laundry room and right away, Albert reared his ugly head. It was something about touching the door handle with my shirt and then the worry that later my clean shirts would touch the shirt I was wearing and in some magical way, bacteria would transfer and make me sick. It sounds like a ridiculous thing to worry about, but that's the sort of thing that plagues my mind. Anyway, at that moment, 1 quietly said to myself "live in the moment". As I focused on that, I began to see my anxiety float away. Throughout the morning, as each new anxiety popped up, I said "live in the moment, don't worry about what MIGHT happen, focus on right NOW" and poof the anxiety was gone. Elated, I went to my Recovery Support Training class later that day, excited to tell my friends how well I was doing and the breakthrough I had made. It was such a great day, I was worry free and having a great time.

As this last week has gone by, I have been drilling it into my head. Live in the moment. Live in the moment. Live in the moment. And it is working! If I worry that the toilet seat isn’t clean, I reject that anxiety by saying "I'm living in the moment, that is something in the future so I don't have to worry about it right now". My life has been so much more enjoyable!

So, live in the moment and just smile. We are blessed to wake up each morning and we shouldn't waste our time on this earth by worrying.

By the way, I'm gonna tear next Monday apart! I am not worrying about it, but I am making a statement to myself that Monday is not going to get the best Of me. Why? because I am living in the moment.

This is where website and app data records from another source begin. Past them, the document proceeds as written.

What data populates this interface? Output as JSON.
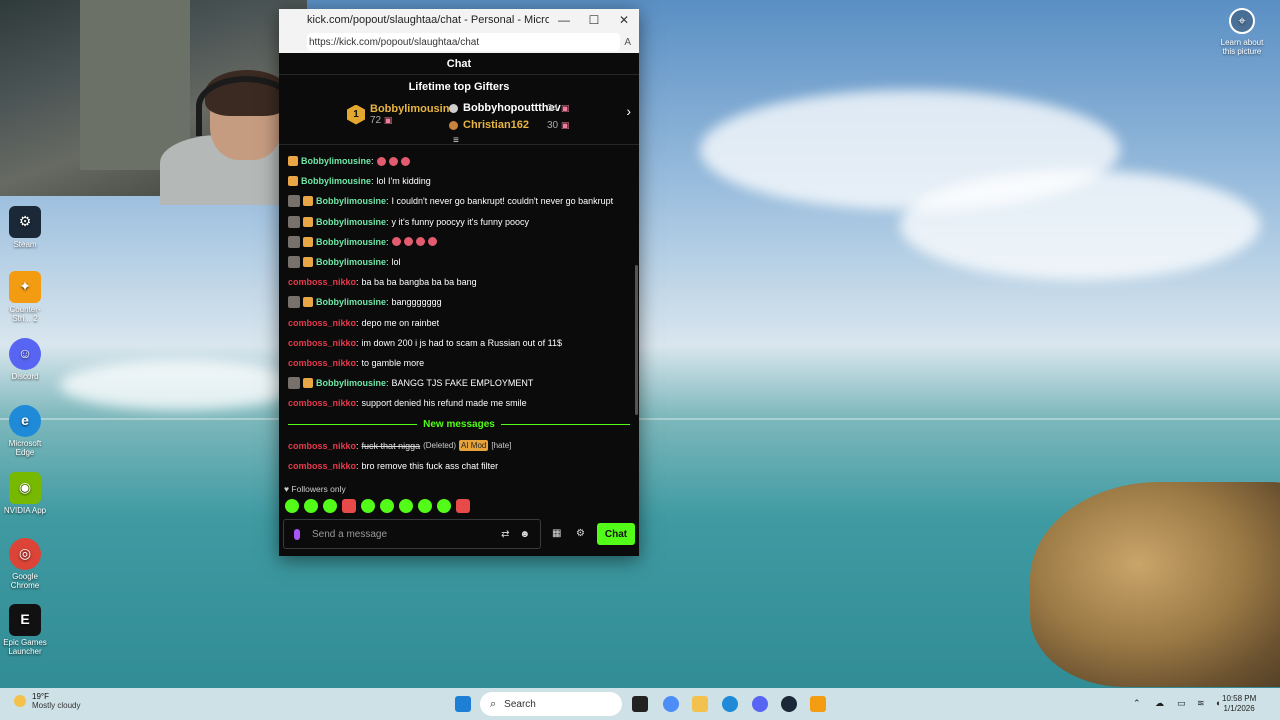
{
  "desktop": {
    "icons": [
      {
        "label": "Steam",
        "icon": "steam-icon",
        "color": "#1b2838"
      },
      {
        "label": "Counter-Stri... 2",
        "icon": "counter-strike-icon",
        "color": "#f39c12"
      },
      {
        "label": "Discord",
        "icon": "discord-icon",
        "color": "#5865f2"
      },
      {
        "label": "Microsoft Edge",
        "icon": "edge-icon",
        "color": "#1f8ad7"
      },
      {
        "label": "NVIDIA App",
        "icon": "nvidia-icon",
        "color": "#76b900"
      },
      {
        "label": "Google Chrome",
        "icon": "chrome-icon",
        "color": "#db4437"
      },
      {
        "label": "Epic Games Launcher",
        "icon": "epic-games-icon",
        "color": "#111111"
      }
    ],
    "learn_about": "Learn about this picture"
  },
  "browser": {
    "title": "kick.com/popout/slaughtaa/chat - Personal - Microsoft Edge",
    "url": "https://kick.com/popout/slaughtaa/chat"
  },
  "chat": {
    "header": "Chat",
    "gifters_title": "Lifetime top Gifters",
    "top_gifter": {
      "rank": "1",
      "name": "Bobbylimousine",
      "count": "72"
    },
    "gifters": [
      {
        "name": "Bobbyhopouttthev",
        "count": "34",
        "color": "#ffffff"
      },
      {
        "name": "Christian162",
        "count": "30",
        "color": "#e7b540"
      }
    ],
    "messages": [
      {
        "user": "Bobbylimousine",
        "text": "",
        "emotes": 3,
        "badges": [
          "gift"
        ]
      },
      {
        "user": "Bobbylimousine",
        "text": "lol I'm kidding",
        "emotes": 0,
        "badges": [
          "gift"
        ]
      },
      {
        "user": "Bobbylimousine",
        "text": "I couldn't never go bankrupt! couldn't never go bankrupt",
        "emotes": 0,
        "badges": [
          "avatar",
          "gift"
        ]
      },
      {
        "user": "Bobbylimousine",
        "text": "y it's funny poocyy it's funny poocy",
        "emotes": 0,
        "badges": [
          "avatar",
          "gift"
        ]
      },
      {
        "user": "Bobbylimousine",
        "text": "",
        "emotes": 4,
        "badges": [
          "avatar",
          "gift"
        ]
      },
      {
        "user": "Bobbylimousine",
        "text": "lol",
        "emotes": 0,
        "badges": [
          "avatar",
          "gift"
        ]
      },
      {
        "user": "comboss_nikko",
        "text": "ba ba ba bangba ba ba bang",
        "emotes": 0,
        "badges": []
      },
      {
        "user": "Bobbylimousine",
        "text": "banggggggg",
        "emotes": 0,
        "badges": [
          "avatar",
          "gift"
        ]
      },
      {
        "user": "comboss_nikko",
        "text": "depo me on rainbet",
        "emotes": 0,
        "badges": []
      },
      {
        "user": "comboss_nikko",
        "text": "im down 200 i js had to scam a Russian out of 11$",
        "emotes": 0,
        "badges": []
      },
      {
        "user": "comboss_nikko",
        "text": "to gamble more",
        "emotes": 0,
        "badges": []
      },
      {
        "user": "Bobbylimousine",
        "text": "BANGG TJS FAKE EMPLOYMENT",
        "emotes": 0,
        "badges": [
          "avatar",
          "gift"
        ]
      },
      {
        "user": "comboss_nikko",
        "text": "support denied his refund made me smile",
        "emotes": 0,
        "badges": []
      }
    ],
    "new_messages_label": "New messages",
    "deleted_message": {
      "user": "comboss_nikko",
      "text": "fuck that nigga",
      "deleted_tag": "(Deleted)",
      "mod_tag": "AI Mod",
      "reason": "[hate]"
    },
    "last_message": {
      "user": "comboss_nikko",
      "text": "bro remove this fuck ass chat filter"
    },
    "followers_only": "Followers only",
    "input_placeholder": "Send a message",
    "send_label": "Chat",
    "accent": "#53fc18"
  },
  "taskbar": {
    "temperature": "19°F",
    "weather": "Mostly cloudy",
    "search_placeholder": "Search",
    "time": "10:58 PM",
    "date": "1/1/2026"
  }
}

I am so blessed. Life is good.

Ashleigh

Right Now

Right Now

"If you are depressed, you are living in the past. If you are anxious you are living in the future. If you are at peace you are living in the present”. — Lao Tzu

I have written before about living in the moment. Worrying about the future is pointless, because 99% of the time, what you are worrying about probably isn't going to happen. It is so easy for our minds to run away from us. We start obsessing over an idea or thought and then it has a snowball effect where it consumes your mind. When I start worrying about something, I have been reminding myself that it hasn't happened yet, so why worry? It seems like such a simple concept, but living in the future and worrying about it isn’t going to get you anywhere TODAY, in the present. Depression is something that I've had to deal with for a long time. However, I have realized along the way that yes, it's important to remember the past and those in it, but the past is the past and there is nothing we can do to change it. Dwelling on the loss of a loved one or being sad about something that happened in the past is not going to get you anywhere TODAY, in the present. I find that true peace is just living in the present. Casting aside all worries and memories and just taking things as they come. Not worrying about what "might" happen or what has already happened, but just enjoying the time you are given
on this earth.

By living in the present I have realized how good I have things. I have the most amazing and supportive family and group of friends. I live in my own apartment and pay my bills, clean and do anything else that comes along. I am so blessed to have everything I have, because many other people have far less. When living in the present I realize my
great appreciation for those around me. Friendships and relationships to me are far more important than material possessions.

So, if you want to achieve peace, just take a look around you and what you have been blessed with, and say to yourself “this is good. I am happy where I am at, I am fortunate to have time on this planet." Only then will you reach a true state of peace.

Ashleigh